- _GOAL OF THE EXERCISE_
All lines with the word "true" are to be found and copied from the listing.

- _RECORDS SHOWN_
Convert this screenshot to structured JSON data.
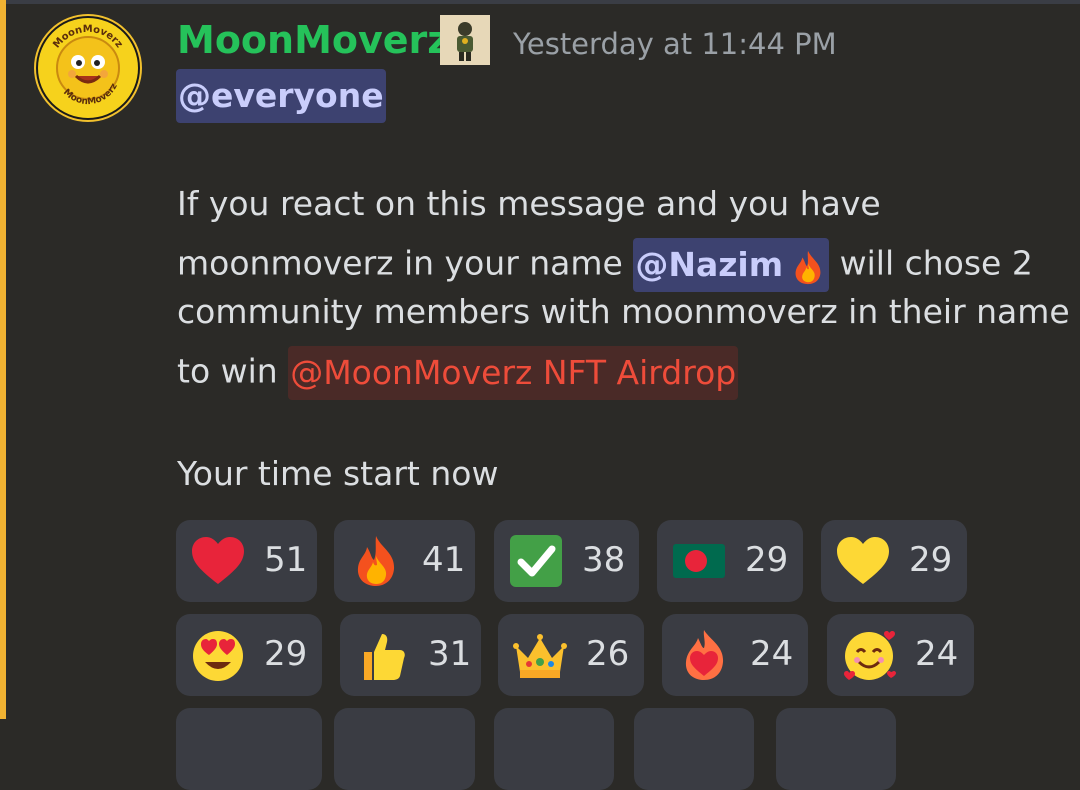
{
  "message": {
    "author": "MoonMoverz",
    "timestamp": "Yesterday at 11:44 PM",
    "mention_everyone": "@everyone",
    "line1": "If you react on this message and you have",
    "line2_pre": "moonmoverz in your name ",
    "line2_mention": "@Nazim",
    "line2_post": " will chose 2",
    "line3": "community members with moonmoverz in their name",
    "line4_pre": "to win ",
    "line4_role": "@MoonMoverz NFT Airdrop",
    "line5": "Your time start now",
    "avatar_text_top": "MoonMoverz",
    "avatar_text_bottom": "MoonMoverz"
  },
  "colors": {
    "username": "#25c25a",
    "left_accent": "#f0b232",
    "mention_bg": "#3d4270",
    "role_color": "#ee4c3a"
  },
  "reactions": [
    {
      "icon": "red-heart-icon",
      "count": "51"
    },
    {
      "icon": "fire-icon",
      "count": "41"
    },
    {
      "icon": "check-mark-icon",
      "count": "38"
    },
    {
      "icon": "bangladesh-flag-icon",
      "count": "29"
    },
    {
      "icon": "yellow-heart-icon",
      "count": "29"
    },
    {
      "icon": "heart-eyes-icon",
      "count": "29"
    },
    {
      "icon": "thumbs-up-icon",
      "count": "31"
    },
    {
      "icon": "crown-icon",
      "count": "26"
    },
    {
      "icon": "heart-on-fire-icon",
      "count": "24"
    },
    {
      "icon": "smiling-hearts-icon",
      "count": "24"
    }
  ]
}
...
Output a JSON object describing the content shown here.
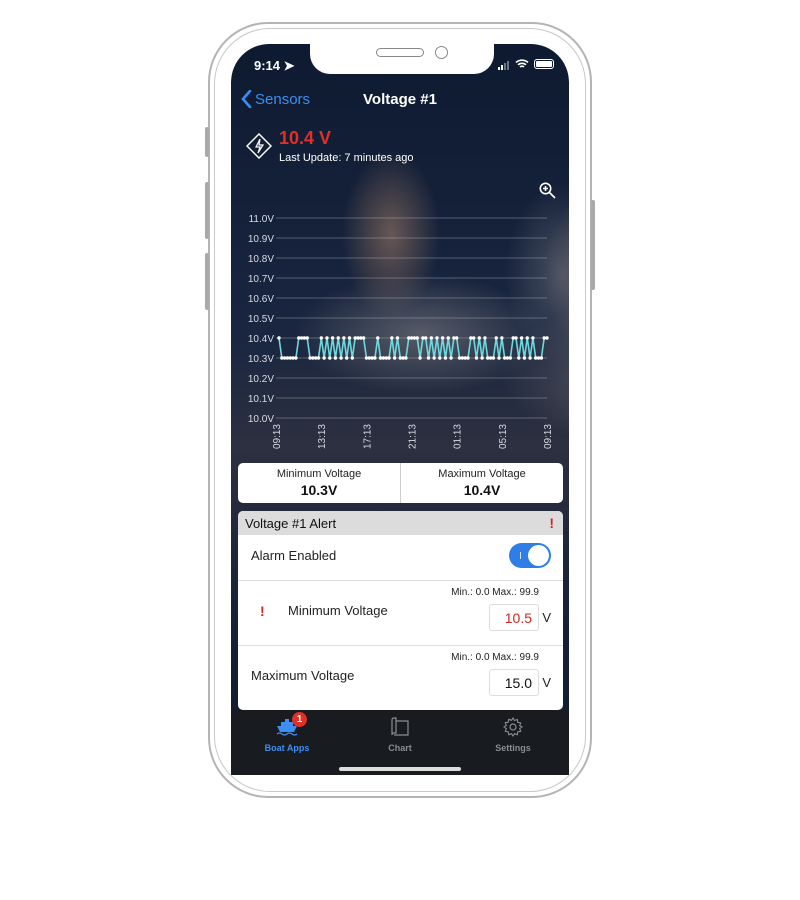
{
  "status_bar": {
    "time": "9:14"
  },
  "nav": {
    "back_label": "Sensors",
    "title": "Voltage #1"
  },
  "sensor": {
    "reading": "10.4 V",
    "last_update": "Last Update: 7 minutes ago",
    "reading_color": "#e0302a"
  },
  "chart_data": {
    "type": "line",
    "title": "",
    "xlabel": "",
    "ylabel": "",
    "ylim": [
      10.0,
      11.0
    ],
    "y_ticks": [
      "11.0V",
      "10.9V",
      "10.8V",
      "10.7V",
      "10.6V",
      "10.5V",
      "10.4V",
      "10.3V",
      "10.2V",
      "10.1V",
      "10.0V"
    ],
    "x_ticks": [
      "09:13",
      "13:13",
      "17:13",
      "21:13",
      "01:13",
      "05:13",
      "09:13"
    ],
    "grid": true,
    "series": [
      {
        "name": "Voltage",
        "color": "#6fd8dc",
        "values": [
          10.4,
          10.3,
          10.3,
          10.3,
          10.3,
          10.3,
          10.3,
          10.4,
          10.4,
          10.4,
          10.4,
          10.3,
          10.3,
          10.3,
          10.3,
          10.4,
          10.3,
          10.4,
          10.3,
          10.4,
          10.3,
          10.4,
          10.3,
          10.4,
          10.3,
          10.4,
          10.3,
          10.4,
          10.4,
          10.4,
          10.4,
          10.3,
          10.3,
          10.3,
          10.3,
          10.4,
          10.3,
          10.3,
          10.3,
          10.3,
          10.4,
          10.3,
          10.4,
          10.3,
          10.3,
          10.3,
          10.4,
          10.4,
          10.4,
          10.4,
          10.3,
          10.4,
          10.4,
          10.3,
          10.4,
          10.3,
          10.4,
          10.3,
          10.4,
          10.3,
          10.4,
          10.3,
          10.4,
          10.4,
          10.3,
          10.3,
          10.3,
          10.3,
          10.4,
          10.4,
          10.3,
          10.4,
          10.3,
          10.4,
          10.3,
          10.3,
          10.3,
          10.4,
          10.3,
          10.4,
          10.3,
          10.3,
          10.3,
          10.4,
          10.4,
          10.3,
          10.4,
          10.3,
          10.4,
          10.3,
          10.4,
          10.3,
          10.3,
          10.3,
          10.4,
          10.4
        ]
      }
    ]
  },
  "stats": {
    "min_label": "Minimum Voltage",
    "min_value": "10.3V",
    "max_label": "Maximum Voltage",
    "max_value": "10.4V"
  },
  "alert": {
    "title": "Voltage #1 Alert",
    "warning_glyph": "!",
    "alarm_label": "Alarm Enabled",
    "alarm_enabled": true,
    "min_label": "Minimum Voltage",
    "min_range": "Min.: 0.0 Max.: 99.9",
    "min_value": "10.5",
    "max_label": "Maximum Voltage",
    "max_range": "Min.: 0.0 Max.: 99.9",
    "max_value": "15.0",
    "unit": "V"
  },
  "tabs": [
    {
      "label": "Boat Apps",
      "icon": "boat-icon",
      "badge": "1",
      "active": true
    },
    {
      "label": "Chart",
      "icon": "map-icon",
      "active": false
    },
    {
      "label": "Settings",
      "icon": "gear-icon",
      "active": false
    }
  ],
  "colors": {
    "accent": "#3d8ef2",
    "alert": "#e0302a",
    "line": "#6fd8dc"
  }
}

- _ANSWER TO THIS PROBLEM_
    "grid": true,
    "alarm_enabled": true,
      "active": true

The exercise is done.